If everything in the plaintiff's complaint is taken as true and looked upon in the light most favorable to the plaintiff, can it be said that the plaintiff has sufficiently alleged a violation of BMA-66, thereby giving the defendants fair *343 notice of what the plaintiff's claim is and the grounds upon which it rests? To answer this question we must determine what the nature of an action under BMA-66 is, that is, what grounds constitute a violation thereof.
The language of BMA-66 is clear and unambiguous. In plain language, section 18(c) (5) (B) states, in part, that a proposed merger shall not be approved whose effect is in restraint of trade unless it finds that the anti-competitive effects are outweighed in the public interest by the probable effects of the transaction in meeting the convenience and needs of the community to be served.

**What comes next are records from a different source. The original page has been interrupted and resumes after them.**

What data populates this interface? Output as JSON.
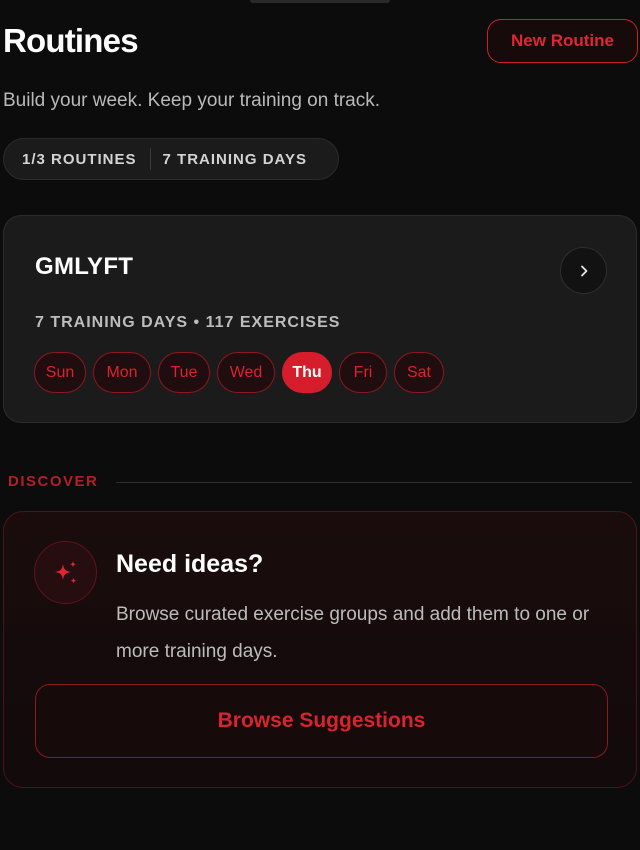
{
  "header": {
    "title": "Routines",
    "new_routine_label": "New Routine",
    "subtitle": "Build your week. Keep your training on track."
  },
  "stats": {
    "routines": "1/3 ROUTINES",
    "training_days": "7 TRAINING DAYS"
  },
  "routine": {
    "name": "GMLYFT",
    "meta": "7 TRAINING DAYS • 117 EXERCISES",
    "days": [
      {
        "label": "Sun",
        "active": false
      },
      {
        "label": "Mon",
        "active": false
      },
      {
        "label": "Tue",
        "active": false
      },
      {
        "label": "Wed",
        "active": false
      },
      {
        "label": "Thu",
        "active": true
      },
      {
        "label": "Fri",
        "active": false
      },
      {
        "label": "Sat",
        "active": false
      }
    ]
  },
  "discover": {
    "label": "DISCOVER",
    "title": "Need ideas?",
    "description": "Browse curated exercise groups and add them to one or more training days.",
    "button_label": "Browse Suggestions",
    "icon": "sparkles-icon"
  },
  "colors": {
    "accent": "#d51d2b",
    "background": "#0c0c0c",
    "card": "#1b1b1b"
  }
}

Section 2(c) specifically requires this court to apply the standards of section 18(c) (5) as amended by BMA-66.
This court will not dismiss a complaint merely because it states the wrong legal theory when the allegations are sustainable under another legal theory, nor will this court require the plaintiff to plead in detail the facts constituting its grounds for relief. However, the most liberal interpretation of the rules of pleading require as an absolute minimum that the plaintiff at least state his grounds for relief and have not gone so far as to permit a pleading to stand which does not even allege a violation of any applicable law or duty.
The complaint does not allege a monopoly, but alleges that the merger may substantially lessen competition and tend to create a monopoly in violation of Section 7 of the Clayton Act. Thus, the complaint only states part of a claim against the defendants required under BMA-66, in that it does not allege a monopoly, nor that the anticompetitive effects of the merger are not outweighed in the public interest by the probable effects of the transaction in meeting the convenience and needs of the community. The plaintiff's complaint does not meet the absolute basic minimum standards of notice pleading, in that it has not alleged a violation of BMA-66, the act that applies to all bank mergers, nor has it alleged sufficient facts to support such violation.
The separate motion of defendant Banks and the separate motion of intervening defendant to dismiss are each sustained. Plaintiff is granted twenty (20) days within which to file an amended complaint, and failing to file said amended complaint this cause will be dismissed.